**Exercise aim**
Tally the lines of these entries that include "screenshot"; respond with only that tally.

BEGIN Provided data

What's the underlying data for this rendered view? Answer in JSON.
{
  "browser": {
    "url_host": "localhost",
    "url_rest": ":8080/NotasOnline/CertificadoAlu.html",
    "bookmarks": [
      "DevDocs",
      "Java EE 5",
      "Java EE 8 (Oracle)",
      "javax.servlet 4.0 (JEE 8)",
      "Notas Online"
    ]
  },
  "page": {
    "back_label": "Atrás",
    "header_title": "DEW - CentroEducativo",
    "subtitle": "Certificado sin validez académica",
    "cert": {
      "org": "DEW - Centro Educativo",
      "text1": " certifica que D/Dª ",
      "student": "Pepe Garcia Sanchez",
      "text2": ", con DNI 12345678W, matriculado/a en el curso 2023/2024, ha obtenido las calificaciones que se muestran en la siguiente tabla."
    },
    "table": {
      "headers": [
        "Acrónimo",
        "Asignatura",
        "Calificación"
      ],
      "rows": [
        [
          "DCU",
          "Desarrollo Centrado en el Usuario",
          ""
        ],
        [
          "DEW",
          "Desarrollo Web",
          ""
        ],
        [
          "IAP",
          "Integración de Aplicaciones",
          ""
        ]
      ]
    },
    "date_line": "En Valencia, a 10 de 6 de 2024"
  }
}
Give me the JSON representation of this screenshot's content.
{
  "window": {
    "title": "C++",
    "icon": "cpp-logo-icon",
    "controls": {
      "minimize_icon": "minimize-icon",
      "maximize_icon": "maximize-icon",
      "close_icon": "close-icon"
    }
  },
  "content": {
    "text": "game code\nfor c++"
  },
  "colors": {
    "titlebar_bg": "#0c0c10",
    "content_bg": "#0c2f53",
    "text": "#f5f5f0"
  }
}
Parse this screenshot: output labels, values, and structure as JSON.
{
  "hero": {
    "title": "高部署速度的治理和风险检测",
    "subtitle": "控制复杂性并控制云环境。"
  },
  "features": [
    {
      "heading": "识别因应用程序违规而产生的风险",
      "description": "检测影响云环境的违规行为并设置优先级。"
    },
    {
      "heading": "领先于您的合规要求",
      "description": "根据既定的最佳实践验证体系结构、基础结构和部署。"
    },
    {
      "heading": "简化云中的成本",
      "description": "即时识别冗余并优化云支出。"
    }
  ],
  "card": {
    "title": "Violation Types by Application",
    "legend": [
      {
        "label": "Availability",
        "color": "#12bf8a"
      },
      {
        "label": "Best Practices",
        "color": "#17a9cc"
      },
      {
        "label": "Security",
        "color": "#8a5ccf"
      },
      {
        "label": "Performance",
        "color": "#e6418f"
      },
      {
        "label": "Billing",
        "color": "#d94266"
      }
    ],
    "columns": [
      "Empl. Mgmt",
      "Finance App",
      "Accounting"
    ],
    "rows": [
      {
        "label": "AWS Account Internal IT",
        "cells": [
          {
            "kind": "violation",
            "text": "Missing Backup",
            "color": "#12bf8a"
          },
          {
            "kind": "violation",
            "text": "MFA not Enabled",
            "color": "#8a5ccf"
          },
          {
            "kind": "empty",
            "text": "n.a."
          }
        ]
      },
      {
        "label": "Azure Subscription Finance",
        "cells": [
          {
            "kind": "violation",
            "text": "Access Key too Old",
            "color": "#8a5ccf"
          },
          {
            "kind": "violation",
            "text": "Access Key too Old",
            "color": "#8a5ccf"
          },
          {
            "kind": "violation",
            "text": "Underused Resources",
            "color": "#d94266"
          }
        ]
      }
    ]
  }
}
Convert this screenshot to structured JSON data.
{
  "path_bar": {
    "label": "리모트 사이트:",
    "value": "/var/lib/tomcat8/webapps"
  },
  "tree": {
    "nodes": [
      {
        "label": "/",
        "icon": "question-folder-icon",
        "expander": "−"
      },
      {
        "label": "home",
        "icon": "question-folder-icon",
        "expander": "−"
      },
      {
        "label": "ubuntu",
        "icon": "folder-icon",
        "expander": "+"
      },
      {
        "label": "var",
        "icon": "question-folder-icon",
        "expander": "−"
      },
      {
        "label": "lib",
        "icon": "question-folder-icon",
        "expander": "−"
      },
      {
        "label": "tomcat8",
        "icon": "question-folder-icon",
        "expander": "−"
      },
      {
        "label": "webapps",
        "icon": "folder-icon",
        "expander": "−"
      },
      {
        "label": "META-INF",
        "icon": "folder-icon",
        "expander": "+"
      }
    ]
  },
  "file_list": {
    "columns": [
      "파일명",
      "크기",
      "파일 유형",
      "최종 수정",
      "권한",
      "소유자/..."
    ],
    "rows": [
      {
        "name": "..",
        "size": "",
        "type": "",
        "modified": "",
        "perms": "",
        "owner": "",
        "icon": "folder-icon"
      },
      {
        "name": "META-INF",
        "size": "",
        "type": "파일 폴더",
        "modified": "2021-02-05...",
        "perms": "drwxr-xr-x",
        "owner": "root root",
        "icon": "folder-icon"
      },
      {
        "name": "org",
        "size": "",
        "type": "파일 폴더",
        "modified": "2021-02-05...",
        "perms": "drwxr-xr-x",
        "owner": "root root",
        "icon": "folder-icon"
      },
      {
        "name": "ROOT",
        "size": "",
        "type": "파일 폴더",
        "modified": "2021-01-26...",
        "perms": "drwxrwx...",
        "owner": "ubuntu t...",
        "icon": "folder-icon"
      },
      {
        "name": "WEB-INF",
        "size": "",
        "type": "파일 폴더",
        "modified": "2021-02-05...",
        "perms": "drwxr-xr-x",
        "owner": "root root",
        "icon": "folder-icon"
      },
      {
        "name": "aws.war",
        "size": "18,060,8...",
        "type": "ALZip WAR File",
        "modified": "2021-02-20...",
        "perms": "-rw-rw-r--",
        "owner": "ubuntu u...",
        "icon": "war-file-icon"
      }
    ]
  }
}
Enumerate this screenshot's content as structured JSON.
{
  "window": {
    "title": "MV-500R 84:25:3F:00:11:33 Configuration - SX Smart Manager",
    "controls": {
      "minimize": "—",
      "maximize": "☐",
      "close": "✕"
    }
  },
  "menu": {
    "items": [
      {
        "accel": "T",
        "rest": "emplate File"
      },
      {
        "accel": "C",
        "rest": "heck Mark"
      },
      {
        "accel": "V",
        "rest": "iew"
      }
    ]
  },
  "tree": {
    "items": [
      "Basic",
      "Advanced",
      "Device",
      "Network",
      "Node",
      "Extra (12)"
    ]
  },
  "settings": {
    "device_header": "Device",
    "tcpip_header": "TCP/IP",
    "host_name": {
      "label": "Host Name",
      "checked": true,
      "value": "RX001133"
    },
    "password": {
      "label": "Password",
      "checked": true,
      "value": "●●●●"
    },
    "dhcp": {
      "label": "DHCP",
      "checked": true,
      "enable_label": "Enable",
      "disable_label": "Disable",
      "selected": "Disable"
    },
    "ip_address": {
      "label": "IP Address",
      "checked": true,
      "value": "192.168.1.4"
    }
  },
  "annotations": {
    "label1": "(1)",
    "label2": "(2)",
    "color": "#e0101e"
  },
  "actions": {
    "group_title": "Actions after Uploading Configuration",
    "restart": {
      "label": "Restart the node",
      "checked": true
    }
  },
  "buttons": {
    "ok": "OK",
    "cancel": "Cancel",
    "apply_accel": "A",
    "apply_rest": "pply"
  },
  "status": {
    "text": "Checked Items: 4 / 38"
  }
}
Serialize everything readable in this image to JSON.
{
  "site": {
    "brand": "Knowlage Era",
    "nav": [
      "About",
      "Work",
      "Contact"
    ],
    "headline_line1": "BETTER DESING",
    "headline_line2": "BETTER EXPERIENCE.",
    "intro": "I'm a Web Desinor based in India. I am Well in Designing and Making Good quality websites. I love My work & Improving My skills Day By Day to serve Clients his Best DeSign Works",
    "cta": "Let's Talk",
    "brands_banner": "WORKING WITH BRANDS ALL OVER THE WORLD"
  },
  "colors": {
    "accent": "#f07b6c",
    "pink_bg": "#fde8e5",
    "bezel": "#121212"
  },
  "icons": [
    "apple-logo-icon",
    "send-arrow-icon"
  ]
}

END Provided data

**Answer space**
4